→ **DESCRIPTION OF THE TASK**
Scan the listing for the word "happycgi", and copy out each line where it is found.

→ **LISTED ENTRIES**
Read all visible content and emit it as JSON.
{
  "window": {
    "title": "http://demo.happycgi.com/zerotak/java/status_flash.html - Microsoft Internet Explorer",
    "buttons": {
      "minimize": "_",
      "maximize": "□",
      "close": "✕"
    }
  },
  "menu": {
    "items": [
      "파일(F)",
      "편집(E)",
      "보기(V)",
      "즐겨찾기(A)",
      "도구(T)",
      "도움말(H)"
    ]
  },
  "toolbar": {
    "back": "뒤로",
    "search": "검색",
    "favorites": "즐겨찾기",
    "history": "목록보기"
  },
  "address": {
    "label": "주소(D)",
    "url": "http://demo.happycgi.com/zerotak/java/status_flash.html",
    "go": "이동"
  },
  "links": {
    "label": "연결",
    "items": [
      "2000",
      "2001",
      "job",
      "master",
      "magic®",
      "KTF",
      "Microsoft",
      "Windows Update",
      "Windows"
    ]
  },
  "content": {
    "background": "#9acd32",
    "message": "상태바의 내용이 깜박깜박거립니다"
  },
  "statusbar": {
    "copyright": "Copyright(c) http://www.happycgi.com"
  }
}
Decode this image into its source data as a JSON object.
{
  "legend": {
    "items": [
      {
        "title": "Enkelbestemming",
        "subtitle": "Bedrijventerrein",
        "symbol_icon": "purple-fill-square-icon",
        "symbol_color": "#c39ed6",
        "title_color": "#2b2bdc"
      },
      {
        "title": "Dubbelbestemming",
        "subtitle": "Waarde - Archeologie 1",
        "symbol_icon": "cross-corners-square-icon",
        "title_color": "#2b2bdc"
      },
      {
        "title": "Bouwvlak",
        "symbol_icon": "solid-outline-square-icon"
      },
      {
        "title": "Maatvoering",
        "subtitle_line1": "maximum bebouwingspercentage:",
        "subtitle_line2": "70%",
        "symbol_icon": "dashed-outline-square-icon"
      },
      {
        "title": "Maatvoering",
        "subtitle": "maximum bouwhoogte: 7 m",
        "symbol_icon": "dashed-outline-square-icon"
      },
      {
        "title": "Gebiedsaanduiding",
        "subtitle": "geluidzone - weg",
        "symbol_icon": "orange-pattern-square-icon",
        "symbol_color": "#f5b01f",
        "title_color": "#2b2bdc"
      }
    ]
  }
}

→ **REPLY TO THE EXERCISE**
    "title": "http://demo.happycgi.com/zerotak/java/status_flash.html - Microsoft Internet Explorer",
    "url": "http://demo.happycgi.com/zerotak/java/status_flash.html",
    "copyright": "Copyright(c) http://www.happycgi.com"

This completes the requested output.